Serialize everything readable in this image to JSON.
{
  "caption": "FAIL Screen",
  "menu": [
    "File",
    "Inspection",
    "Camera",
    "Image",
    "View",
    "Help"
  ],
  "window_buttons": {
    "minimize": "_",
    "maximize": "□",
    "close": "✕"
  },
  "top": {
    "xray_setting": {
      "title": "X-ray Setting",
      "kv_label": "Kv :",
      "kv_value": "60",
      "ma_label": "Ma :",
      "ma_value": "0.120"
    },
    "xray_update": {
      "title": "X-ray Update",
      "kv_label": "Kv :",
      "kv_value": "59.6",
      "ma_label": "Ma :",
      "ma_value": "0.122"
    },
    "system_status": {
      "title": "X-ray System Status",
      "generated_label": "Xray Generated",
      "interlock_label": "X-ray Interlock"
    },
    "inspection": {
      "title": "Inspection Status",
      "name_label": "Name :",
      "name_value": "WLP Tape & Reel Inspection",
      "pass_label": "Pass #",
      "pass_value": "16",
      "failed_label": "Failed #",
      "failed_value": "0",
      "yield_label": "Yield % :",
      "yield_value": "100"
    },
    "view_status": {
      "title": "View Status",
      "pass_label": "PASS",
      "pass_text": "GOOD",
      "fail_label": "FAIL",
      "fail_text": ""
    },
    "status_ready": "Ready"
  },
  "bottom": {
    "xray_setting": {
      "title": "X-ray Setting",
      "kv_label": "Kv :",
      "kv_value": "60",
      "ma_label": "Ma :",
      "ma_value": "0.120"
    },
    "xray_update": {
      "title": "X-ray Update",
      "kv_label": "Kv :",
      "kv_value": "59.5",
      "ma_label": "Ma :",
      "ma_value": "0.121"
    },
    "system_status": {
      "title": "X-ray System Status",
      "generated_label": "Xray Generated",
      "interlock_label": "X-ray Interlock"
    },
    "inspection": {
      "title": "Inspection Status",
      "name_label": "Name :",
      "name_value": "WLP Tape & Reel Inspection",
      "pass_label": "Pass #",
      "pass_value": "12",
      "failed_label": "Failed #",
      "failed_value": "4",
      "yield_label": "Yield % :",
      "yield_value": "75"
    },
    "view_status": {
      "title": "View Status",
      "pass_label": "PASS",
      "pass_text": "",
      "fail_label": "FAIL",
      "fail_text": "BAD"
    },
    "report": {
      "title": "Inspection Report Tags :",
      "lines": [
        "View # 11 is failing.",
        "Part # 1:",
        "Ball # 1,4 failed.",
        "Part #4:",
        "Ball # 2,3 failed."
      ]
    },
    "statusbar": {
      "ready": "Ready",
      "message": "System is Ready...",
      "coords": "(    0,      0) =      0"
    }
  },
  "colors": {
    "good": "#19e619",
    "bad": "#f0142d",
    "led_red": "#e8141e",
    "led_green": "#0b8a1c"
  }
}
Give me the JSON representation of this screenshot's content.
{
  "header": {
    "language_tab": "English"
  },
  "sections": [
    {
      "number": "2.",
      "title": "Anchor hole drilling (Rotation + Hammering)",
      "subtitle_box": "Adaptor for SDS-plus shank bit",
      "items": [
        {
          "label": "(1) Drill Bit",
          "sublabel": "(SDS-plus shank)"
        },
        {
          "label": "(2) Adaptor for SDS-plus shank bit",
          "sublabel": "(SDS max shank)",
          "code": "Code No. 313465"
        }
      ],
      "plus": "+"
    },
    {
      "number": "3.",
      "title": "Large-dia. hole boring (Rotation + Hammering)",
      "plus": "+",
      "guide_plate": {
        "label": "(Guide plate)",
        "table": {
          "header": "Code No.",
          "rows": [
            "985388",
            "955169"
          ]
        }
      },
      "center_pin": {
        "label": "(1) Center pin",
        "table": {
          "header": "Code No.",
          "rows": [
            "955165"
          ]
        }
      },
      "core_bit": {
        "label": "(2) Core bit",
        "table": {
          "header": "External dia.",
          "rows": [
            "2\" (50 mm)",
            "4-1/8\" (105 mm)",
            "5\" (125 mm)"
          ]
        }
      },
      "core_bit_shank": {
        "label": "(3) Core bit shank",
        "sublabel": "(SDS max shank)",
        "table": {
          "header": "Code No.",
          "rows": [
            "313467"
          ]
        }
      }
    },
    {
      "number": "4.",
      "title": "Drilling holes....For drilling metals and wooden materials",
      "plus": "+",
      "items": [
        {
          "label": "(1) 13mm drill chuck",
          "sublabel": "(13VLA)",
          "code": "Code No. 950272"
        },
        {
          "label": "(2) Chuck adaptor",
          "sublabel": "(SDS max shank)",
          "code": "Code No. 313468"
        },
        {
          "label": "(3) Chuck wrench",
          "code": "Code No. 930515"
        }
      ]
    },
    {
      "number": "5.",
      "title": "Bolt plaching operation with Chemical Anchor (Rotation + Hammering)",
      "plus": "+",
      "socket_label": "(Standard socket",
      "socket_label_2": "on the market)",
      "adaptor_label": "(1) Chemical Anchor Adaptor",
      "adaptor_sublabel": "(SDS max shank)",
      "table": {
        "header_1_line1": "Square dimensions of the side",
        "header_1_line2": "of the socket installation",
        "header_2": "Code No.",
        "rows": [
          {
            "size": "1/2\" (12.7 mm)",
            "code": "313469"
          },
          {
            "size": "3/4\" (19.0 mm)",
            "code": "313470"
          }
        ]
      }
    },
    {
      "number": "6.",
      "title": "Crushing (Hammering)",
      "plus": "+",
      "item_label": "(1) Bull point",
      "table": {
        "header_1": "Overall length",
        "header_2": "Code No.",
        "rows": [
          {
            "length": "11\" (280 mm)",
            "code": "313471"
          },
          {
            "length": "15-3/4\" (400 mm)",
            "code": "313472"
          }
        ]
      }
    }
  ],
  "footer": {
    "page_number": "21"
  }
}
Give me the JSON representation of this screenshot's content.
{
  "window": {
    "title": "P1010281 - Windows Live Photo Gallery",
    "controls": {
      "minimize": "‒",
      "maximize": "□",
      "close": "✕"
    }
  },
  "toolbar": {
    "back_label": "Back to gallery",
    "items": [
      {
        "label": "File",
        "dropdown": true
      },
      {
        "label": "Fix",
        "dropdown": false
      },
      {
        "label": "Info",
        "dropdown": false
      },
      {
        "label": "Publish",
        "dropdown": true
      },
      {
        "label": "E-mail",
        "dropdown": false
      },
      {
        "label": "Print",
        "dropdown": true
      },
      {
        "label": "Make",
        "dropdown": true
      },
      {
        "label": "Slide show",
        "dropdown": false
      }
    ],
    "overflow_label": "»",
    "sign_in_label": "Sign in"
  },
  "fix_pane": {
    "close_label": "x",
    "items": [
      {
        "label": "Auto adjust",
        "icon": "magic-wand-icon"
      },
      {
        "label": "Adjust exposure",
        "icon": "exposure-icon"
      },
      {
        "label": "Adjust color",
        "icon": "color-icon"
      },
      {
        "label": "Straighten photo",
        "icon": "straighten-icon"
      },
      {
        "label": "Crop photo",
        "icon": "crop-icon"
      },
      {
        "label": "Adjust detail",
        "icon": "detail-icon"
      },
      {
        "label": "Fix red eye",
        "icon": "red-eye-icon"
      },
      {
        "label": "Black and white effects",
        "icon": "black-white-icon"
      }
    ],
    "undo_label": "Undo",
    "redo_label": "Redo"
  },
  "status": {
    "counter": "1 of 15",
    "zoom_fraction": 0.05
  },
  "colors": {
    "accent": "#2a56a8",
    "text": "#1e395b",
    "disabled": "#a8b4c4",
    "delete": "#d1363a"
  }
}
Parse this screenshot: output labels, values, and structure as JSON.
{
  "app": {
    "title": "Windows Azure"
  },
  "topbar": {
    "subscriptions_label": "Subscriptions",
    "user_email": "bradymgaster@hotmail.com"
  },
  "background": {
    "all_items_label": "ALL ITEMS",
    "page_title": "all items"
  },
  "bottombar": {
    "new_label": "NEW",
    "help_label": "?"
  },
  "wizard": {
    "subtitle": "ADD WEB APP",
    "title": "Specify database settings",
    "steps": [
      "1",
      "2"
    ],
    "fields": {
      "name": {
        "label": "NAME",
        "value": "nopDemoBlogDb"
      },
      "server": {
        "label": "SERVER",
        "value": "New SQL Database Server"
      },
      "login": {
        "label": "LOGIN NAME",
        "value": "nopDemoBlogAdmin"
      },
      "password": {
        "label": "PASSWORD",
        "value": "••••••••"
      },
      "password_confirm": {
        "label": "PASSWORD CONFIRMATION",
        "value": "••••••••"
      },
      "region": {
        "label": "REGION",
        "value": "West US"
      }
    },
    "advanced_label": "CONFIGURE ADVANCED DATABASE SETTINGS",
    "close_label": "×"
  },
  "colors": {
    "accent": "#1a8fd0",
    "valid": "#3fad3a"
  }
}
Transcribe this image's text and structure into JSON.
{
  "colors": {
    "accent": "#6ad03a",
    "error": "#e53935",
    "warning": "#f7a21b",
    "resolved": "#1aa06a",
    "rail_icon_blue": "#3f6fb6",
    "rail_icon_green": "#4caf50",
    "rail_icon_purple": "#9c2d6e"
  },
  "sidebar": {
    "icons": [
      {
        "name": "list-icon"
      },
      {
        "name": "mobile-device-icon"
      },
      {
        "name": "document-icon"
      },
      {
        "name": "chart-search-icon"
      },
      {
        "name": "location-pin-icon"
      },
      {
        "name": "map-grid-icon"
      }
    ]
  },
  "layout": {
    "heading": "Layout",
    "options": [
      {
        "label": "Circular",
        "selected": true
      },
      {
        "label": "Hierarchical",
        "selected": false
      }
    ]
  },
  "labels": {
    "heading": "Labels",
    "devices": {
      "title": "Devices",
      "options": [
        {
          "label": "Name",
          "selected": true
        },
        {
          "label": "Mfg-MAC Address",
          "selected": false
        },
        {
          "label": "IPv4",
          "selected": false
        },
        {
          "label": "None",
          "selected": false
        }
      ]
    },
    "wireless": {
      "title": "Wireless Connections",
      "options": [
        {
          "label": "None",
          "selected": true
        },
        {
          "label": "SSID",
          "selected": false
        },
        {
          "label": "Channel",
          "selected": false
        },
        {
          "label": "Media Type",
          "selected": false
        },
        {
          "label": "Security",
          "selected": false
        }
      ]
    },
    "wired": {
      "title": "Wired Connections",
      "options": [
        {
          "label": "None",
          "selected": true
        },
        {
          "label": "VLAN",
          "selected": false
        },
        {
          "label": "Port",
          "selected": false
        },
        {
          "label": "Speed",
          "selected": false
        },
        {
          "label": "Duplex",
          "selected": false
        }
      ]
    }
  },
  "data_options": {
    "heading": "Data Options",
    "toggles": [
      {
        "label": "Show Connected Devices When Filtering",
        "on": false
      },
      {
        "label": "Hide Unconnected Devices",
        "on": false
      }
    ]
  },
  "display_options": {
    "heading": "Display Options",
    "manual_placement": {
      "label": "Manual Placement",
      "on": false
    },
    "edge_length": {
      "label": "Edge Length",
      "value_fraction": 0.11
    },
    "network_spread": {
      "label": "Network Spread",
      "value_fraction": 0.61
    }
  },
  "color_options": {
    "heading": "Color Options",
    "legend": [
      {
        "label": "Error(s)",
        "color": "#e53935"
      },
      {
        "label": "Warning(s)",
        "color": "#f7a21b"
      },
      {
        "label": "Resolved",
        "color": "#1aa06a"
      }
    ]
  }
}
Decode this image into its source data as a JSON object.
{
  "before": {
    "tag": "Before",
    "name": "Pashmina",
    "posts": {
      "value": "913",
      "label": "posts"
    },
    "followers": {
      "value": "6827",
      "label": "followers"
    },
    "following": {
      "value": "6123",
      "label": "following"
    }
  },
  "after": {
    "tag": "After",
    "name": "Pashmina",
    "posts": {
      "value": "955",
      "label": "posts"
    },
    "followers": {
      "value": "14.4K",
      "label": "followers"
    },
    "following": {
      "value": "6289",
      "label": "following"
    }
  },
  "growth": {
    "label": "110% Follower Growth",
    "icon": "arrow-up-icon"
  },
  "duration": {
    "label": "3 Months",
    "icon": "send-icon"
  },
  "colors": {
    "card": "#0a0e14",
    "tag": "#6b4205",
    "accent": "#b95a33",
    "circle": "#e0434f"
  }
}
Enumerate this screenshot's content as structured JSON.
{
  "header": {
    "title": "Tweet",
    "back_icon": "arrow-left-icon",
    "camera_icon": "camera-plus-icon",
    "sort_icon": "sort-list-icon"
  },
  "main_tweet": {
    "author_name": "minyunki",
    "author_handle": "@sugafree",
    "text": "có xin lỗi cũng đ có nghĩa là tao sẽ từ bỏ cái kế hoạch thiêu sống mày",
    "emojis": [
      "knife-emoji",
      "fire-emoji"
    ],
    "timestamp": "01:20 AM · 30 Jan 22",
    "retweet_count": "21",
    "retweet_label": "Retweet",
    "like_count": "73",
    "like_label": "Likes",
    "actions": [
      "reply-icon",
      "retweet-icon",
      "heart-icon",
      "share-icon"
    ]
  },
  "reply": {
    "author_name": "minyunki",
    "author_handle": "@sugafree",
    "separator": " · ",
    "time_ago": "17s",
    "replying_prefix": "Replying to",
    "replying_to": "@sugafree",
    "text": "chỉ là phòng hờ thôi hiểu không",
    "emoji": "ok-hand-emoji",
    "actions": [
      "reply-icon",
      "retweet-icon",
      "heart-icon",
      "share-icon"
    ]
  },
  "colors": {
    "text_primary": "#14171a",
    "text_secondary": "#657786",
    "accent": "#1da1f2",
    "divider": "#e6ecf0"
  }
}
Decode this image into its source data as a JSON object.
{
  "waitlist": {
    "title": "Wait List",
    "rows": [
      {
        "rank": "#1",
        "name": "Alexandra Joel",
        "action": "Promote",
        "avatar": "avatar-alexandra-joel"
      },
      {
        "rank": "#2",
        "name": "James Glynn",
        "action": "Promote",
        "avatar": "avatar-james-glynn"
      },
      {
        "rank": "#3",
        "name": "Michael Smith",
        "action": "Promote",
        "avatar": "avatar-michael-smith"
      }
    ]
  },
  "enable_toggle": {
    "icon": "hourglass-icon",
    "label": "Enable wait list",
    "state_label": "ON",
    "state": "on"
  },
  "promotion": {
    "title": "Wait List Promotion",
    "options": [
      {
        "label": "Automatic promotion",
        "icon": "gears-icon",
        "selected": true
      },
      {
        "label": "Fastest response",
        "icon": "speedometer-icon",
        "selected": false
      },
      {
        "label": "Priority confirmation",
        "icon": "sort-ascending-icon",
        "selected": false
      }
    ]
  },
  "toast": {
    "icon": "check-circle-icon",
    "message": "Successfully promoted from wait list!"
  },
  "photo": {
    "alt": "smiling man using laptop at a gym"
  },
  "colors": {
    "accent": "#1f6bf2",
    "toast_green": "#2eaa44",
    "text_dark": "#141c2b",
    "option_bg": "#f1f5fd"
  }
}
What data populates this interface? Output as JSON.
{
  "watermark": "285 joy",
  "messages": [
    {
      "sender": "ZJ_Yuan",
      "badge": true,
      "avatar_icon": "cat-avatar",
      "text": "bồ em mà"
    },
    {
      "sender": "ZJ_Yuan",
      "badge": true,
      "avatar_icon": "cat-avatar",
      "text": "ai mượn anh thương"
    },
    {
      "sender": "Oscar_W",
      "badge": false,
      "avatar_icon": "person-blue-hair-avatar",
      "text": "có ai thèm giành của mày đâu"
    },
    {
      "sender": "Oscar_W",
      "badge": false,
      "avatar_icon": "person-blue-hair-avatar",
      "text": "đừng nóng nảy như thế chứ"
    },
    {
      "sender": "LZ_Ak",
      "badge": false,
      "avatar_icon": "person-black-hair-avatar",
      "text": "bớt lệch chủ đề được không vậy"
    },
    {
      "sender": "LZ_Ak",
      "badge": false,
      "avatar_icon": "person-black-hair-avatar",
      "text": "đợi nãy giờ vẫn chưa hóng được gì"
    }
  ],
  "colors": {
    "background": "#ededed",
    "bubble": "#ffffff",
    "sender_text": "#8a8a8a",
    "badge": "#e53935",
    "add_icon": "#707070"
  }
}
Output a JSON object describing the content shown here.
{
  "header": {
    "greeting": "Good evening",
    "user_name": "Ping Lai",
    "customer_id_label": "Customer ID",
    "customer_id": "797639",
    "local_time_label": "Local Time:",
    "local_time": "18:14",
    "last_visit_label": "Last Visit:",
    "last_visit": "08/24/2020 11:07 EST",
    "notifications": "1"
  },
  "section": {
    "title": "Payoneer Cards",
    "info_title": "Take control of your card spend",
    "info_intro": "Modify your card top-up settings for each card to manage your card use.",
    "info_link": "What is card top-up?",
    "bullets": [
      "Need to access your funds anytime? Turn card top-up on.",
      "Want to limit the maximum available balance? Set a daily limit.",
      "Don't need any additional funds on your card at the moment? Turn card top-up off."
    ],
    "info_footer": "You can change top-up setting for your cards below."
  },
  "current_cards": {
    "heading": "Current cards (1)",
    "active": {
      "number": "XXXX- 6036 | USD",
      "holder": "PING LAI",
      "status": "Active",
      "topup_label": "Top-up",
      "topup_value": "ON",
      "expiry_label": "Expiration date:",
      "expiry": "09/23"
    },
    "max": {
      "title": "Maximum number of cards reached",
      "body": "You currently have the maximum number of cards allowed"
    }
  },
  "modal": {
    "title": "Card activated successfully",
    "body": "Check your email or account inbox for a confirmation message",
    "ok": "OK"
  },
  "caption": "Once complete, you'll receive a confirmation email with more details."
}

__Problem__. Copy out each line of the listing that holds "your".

__Solved exercise__.
    "info_title": "Take control of your card spend",
    "info_intro": "Modify your card top-up settings for each card to manage your card use.",
      "Need to access your funds anytime? Turn card top-up on.",
      "Don't need any additional funds on your card at the moment? Turn card top-up off."
    "info_footer": "You can change top-up setting for your cards below."
    "body": "Check your email or account inbox for a confirmation message",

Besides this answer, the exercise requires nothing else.